KEITH OLBERMANN: Millions, she got it upfront, right? Because she's not going to get millions if they're selling this book at Newsmax for $4.97. You and I, as authors, understand: Get it upfront, right?
RICHARD WOLFFE: We would hope that Bob Barnett did his job in that way. But look, you know, she is turning out the crowds. This book is selling, and let's hope people are reading it.
OLBERMANN: It's $4.97! If we sold books for $4.97, they'd be stacked up out here and people would be taking them as they went home.
Also on the November 19 show, the Countdown host suggested there was "tackiness" in Palin’s plan to visit Fort Hood and donate book proceeds to victims of the massacre there, and quoted a Palin critic who compared her to the Dallas Cowboys Cheerleaders, as Olbermann called the comparison "apt." Olbermann:
The the three broadcast network evening newscasts on Wednesday informed viewers that President Obama has decided to attend the United Nations climate conference in Copenhagen – while ignoring news of Climategate – but the NBC Nightly News uniquely devoted a full story to Obama’s intention to take part in the conference, and the prospects that America will bend to pressure from other countries in agreeing to cut greenhouse gas emissions. Anchor Brian Williams introduced the report calling global warming "one of the biggest issues facing the planet," and correspondent Anne Thompson relayed fears that "time is running out," and hopes that Obama will deliver "more than political hot air" on the issue.

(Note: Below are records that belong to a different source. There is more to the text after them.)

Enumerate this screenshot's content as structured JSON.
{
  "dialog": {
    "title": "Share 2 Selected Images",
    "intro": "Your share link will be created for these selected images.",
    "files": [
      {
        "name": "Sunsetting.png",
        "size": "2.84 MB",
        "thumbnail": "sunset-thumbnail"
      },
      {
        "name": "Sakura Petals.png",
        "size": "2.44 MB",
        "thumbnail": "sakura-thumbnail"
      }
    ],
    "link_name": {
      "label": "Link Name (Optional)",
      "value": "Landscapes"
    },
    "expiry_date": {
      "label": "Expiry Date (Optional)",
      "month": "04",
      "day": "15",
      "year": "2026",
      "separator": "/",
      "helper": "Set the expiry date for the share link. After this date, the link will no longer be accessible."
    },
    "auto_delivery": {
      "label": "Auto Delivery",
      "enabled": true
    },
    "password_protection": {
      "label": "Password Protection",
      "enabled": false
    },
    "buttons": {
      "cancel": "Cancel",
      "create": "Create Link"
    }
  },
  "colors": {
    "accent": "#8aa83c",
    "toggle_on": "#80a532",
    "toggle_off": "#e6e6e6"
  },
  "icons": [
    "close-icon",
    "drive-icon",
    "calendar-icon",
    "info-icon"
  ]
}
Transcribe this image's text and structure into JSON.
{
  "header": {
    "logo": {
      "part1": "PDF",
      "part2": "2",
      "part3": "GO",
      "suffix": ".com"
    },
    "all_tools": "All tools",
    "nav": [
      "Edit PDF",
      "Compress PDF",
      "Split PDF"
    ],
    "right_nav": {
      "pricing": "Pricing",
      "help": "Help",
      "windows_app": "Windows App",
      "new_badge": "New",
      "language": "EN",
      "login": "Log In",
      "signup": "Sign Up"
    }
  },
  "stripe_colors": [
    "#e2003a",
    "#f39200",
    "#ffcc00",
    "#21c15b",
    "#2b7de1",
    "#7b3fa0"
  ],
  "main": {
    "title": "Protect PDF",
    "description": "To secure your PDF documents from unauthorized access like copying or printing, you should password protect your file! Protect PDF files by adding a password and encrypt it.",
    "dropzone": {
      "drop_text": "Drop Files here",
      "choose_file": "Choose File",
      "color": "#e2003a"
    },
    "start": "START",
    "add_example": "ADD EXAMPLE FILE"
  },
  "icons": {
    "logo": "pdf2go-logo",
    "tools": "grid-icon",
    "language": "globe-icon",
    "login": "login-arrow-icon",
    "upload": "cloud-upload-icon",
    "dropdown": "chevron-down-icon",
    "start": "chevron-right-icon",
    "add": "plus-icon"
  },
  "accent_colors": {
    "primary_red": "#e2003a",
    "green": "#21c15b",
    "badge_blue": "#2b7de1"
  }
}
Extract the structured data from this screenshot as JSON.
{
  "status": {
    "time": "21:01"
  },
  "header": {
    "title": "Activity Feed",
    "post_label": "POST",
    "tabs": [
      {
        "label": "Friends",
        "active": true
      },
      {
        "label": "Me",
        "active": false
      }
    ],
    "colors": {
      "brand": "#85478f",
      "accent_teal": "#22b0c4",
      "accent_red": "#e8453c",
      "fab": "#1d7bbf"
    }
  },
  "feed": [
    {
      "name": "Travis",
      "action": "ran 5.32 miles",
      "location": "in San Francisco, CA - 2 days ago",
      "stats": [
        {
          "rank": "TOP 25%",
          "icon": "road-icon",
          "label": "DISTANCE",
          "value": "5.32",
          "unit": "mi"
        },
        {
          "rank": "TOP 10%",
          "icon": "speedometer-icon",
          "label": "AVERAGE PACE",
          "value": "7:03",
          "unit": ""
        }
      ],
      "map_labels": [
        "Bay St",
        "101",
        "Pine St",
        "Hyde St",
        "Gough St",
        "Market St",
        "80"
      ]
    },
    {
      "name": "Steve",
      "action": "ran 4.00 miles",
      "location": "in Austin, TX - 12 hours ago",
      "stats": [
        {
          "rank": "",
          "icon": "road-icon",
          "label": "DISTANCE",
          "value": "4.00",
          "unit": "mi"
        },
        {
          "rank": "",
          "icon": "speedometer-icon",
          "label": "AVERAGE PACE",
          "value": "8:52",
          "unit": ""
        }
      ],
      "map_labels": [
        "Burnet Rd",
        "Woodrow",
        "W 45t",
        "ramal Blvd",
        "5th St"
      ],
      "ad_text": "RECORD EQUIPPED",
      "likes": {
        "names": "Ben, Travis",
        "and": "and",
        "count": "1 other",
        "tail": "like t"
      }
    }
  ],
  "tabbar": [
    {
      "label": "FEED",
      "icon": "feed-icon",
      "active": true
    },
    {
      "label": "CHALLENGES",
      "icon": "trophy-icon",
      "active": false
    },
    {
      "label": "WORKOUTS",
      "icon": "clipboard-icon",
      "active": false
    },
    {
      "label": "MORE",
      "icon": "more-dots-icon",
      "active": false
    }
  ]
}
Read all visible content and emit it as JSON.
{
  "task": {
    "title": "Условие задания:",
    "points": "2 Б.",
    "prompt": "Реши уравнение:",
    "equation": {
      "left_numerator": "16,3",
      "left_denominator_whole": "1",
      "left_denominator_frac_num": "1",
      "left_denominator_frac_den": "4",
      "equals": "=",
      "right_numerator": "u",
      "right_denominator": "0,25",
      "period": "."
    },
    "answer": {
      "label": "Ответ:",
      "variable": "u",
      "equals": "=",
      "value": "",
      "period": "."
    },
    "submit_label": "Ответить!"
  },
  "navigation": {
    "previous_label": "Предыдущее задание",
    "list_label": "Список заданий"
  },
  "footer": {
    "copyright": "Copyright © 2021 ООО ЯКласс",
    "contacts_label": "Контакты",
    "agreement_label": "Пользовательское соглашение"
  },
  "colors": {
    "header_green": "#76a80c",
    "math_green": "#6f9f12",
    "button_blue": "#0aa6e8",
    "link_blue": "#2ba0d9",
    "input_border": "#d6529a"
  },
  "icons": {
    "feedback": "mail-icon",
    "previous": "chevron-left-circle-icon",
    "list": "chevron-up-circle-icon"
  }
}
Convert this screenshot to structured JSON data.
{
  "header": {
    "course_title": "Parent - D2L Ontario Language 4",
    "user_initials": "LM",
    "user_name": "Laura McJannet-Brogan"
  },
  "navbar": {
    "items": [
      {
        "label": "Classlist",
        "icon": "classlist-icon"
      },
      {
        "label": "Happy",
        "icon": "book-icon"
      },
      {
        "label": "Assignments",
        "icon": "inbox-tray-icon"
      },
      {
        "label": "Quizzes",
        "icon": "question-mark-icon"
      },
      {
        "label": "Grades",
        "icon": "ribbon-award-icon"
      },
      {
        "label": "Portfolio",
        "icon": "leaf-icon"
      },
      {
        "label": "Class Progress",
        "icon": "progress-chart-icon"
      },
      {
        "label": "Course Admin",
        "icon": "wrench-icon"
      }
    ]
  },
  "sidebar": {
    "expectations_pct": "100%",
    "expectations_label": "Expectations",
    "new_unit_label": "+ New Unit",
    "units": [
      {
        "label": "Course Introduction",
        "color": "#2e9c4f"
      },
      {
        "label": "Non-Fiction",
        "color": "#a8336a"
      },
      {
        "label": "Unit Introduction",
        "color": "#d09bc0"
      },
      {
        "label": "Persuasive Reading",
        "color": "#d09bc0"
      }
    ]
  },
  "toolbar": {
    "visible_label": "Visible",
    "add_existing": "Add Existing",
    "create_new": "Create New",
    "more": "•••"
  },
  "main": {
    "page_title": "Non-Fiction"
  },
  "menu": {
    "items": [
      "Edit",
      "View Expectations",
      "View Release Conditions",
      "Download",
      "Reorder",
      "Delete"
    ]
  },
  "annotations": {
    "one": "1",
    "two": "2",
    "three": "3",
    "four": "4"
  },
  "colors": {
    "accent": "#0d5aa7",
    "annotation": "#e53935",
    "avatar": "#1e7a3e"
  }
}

Thompson: "As scientists insist time is running out to combat global warming, news that President Obama will attend next month's climate talks revived hopes that Copenhagen would produce more than political hot air."
Even though all three of Wednesday’s broadcast network evening newscasts reported on President Obama’s decision to attend the climate change summit in Copenhagen, they also continued to ignore email evidence that scientists who push global warming theory have distorted data to support their assertions while trying to suppress the views of dissenters. FNC’s Special Report with Bret Baier gave attention to the Climategate controversy on Monday and Wednesday, while Wednesday’s The Situation Room on CNN, guest hosted by Suzanne Malveaux, ran what appears to be CNN’s first story on the controversy, but correspondent Brooke Baldwin downplayed the story’s significance. The same story ran twice on the Friday, November 27, American Morning on CNN.
Baldwin began and ended her report fretting over the timing of the revelation as coming so soon before the climate change summit in Copenhagen. She also twice referred to a climate change "consensus," a loaded term which is normally employed by those who believe global warming theory is not debatable. Baldwin began her report by rhetorically asking, "How about the timing of all of this?"